Exercise description ▸ The lines to copy from the data below are those that hold the string "time".

Records supplied ▸

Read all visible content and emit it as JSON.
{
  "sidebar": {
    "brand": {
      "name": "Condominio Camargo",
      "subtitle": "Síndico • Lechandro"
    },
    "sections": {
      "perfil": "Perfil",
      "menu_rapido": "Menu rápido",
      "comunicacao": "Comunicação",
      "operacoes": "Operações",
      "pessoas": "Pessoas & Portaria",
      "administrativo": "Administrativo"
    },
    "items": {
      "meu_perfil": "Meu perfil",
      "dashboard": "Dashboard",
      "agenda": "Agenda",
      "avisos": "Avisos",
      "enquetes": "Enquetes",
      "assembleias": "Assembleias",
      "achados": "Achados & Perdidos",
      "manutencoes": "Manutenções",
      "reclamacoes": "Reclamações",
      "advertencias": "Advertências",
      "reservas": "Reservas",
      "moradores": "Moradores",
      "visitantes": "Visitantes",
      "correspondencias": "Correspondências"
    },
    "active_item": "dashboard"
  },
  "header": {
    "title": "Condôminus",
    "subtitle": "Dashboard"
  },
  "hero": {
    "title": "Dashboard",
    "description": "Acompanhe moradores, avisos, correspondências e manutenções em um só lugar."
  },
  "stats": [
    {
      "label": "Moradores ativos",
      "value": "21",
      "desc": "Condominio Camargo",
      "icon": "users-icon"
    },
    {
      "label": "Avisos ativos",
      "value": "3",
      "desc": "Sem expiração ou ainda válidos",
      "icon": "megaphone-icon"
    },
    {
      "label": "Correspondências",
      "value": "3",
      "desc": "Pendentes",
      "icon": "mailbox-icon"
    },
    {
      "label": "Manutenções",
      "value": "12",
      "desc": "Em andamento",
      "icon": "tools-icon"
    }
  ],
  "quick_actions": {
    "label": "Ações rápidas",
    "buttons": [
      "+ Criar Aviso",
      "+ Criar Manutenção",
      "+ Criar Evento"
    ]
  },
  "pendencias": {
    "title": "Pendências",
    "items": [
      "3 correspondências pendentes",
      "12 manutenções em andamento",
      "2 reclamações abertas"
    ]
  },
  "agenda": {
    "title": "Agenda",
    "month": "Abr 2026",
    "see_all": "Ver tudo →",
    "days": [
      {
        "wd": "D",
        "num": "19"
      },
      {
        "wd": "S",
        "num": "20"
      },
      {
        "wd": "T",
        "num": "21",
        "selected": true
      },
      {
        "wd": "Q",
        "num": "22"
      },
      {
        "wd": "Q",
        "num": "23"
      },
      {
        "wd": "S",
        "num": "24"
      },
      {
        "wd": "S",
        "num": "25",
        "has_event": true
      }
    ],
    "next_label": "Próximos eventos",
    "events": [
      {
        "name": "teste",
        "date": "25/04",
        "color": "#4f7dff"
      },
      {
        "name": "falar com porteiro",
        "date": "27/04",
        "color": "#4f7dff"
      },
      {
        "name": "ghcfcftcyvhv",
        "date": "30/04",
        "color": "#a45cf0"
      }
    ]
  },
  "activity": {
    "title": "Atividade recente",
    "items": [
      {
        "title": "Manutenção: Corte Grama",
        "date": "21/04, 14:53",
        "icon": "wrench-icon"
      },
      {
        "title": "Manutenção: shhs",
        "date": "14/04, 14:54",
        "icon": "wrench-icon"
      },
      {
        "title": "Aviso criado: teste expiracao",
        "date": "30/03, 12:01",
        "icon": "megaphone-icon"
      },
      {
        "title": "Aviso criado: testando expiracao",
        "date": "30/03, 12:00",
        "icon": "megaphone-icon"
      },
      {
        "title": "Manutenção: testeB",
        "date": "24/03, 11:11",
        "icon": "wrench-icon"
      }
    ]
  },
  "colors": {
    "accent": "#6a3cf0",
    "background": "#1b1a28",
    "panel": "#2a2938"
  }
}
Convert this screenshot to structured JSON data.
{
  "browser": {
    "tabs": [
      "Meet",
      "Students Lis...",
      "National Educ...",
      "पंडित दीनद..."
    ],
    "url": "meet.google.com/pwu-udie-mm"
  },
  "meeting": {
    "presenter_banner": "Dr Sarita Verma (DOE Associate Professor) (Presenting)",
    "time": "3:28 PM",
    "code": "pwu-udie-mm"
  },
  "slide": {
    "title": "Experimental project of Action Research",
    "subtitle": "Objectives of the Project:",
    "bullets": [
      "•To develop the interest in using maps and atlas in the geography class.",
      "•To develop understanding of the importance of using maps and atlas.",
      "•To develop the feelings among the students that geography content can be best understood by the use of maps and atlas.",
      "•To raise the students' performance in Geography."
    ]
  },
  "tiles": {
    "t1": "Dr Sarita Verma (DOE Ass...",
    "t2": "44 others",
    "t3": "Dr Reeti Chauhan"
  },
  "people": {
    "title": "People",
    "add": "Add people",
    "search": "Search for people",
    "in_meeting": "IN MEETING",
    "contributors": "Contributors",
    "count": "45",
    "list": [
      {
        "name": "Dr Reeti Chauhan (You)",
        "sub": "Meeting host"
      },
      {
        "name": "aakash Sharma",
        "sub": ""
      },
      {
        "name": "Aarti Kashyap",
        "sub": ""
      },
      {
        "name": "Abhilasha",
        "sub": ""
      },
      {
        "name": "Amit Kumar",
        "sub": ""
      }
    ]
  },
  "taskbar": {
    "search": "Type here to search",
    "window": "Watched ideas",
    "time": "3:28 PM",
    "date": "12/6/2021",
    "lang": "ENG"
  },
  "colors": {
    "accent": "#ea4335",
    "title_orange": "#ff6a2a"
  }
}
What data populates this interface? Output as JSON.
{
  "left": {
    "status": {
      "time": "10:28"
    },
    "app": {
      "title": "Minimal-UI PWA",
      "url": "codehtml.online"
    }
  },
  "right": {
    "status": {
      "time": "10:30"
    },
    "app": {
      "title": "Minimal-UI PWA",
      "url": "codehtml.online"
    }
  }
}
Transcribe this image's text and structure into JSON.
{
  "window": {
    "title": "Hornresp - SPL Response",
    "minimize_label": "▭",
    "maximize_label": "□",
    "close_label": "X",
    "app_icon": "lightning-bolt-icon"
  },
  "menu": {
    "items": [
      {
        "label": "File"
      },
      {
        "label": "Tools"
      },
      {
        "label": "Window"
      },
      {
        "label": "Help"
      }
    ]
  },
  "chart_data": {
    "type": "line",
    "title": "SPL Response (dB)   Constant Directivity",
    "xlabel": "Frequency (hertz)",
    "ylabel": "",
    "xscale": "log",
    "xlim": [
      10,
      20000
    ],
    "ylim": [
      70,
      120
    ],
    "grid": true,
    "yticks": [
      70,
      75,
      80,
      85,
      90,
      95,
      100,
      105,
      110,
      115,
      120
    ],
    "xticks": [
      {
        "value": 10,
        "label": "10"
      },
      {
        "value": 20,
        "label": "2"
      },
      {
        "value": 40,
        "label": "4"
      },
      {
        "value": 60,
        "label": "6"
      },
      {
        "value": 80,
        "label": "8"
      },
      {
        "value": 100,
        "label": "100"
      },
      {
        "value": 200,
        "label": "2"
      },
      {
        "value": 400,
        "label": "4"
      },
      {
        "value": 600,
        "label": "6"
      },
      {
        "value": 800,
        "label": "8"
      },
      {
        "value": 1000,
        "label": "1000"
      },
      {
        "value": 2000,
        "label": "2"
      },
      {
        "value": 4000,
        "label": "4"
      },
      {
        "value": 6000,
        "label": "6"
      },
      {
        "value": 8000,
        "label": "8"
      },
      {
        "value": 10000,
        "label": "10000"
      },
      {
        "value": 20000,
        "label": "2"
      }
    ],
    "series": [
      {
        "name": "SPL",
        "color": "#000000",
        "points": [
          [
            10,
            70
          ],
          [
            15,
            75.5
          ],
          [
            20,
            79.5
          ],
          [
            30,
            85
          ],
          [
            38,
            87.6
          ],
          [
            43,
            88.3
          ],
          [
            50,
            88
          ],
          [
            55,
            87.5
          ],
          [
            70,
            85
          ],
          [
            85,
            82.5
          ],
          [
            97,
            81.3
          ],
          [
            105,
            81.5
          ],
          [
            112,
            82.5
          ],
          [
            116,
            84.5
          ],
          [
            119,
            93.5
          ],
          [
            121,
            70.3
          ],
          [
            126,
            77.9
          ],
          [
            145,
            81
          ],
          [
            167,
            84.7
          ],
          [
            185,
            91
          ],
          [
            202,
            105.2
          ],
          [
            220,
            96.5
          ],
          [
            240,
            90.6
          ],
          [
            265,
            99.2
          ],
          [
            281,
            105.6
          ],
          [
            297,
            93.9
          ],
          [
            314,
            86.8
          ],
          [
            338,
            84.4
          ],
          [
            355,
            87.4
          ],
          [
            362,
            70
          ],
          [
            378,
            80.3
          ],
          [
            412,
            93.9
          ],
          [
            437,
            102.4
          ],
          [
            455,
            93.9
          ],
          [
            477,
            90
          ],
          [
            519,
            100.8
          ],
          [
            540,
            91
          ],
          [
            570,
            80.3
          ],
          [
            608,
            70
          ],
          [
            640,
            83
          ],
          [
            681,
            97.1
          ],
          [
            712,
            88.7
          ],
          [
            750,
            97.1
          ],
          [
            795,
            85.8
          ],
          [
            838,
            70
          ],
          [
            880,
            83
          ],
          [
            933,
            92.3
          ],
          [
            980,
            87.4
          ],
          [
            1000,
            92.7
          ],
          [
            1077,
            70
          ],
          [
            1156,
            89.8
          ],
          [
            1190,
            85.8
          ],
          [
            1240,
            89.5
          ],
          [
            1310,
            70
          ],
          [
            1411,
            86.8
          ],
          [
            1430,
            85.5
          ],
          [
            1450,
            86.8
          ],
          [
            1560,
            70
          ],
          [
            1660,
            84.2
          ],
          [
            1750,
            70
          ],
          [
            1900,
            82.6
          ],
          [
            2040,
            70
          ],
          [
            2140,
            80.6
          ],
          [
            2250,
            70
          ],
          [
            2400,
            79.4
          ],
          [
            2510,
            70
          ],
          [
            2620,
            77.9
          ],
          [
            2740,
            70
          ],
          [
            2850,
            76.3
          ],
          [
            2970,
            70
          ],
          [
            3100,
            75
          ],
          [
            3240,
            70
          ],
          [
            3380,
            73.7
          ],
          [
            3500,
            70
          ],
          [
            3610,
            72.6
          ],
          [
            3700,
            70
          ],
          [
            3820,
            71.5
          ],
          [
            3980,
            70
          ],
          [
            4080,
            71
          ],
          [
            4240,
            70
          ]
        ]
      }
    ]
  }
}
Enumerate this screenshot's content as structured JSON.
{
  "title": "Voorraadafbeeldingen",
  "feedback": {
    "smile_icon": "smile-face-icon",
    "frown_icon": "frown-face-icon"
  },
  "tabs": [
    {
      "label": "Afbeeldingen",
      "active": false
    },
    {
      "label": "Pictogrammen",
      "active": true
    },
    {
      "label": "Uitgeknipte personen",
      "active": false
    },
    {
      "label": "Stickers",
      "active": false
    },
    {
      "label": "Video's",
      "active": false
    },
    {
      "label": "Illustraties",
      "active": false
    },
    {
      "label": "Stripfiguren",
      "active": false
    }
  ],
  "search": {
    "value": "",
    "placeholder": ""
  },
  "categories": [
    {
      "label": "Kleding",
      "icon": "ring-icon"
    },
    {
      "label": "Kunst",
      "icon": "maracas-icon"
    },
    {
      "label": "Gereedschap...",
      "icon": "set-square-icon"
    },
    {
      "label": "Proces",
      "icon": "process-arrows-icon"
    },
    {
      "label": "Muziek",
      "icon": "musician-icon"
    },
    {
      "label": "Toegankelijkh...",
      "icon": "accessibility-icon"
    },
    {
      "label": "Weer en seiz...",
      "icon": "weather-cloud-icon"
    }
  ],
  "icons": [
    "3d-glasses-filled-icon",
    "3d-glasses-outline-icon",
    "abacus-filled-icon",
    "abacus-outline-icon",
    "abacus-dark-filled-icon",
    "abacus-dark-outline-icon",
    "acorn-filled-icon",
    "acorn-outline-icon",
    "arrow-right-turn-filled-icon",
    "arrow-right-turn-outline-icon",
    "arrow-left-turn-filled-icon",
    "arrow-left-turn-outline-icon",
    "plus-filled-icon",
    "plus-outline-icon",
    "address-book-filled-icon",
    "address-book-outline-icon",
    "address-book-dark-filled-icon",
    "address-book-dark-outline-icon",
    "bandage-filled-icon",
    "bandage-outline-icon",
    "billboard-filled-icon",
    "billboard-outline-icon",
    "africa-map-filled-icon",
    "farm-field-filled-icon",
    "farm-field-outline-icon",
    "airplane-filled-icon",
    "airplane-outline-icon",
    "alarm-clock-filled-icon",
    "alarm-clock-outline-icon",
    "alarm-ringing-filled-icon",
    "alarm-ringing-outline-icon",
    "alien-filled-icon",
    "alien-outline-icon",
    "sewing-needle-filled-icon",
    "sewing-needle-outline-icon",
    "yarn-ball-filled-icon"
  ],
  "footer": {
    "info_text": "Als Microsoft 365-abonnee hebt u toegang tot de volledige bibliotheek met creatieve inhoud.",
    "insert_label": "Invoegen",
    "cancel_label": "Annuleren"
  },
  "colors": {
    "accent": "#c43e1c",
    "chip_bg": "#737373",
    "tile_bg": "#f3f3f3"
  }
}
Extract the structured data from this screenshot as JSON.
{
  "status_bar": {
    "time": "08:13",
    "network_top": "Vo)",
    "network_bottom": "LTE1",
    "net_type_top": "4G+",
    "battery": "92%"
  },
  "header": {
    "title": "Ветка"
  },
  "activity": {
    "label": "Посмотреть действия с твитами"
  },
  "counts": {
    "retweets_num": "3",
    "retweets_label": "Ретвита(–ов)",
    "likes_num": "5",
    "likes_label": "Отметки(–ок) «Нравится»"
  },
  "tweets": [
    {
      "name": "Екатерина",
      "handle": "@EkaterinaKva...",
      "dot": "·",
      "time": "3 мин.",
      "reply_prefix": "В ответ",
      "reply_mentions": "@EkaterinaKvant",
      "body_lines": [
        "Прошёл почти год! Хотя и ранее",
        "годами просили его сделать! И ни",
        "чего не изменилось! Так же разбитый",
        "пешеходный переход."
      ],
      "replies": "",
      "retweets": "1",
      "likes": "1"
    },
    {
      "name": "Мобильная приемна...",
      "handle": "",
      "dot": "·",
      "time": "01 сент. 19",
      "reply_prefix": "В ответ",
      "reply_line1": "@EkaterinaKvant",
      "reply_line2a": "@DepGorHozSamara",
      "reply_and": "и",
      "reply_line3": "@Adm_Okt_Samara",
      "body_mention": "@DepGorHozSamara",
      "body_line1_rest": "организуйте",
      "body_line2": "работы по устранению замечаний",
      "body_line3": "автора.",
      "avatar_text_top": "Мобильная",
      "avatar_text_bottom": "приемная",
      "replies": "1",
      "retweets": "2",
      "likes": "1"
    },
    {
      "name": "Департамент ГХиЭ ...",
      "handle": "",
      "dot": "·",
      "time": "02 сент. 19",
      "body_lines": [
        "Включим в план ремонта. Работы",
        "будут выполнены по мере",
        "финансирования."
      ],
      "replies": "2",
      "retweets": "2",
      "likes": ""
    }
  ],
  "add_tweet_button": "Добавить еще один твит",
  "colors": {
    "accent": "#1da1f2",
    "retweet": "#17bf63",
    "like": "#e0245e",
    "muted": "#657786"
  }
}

Result of this task ▸
    "time": "3:28 PM",
    "time": "3:28 PM",
      "time": "10:28"
      "time": "10:30"
    "time": "08:13",
      "time": "3 мин.",
      "time": "01 сент. 19",
      "time": "02 сент. 19",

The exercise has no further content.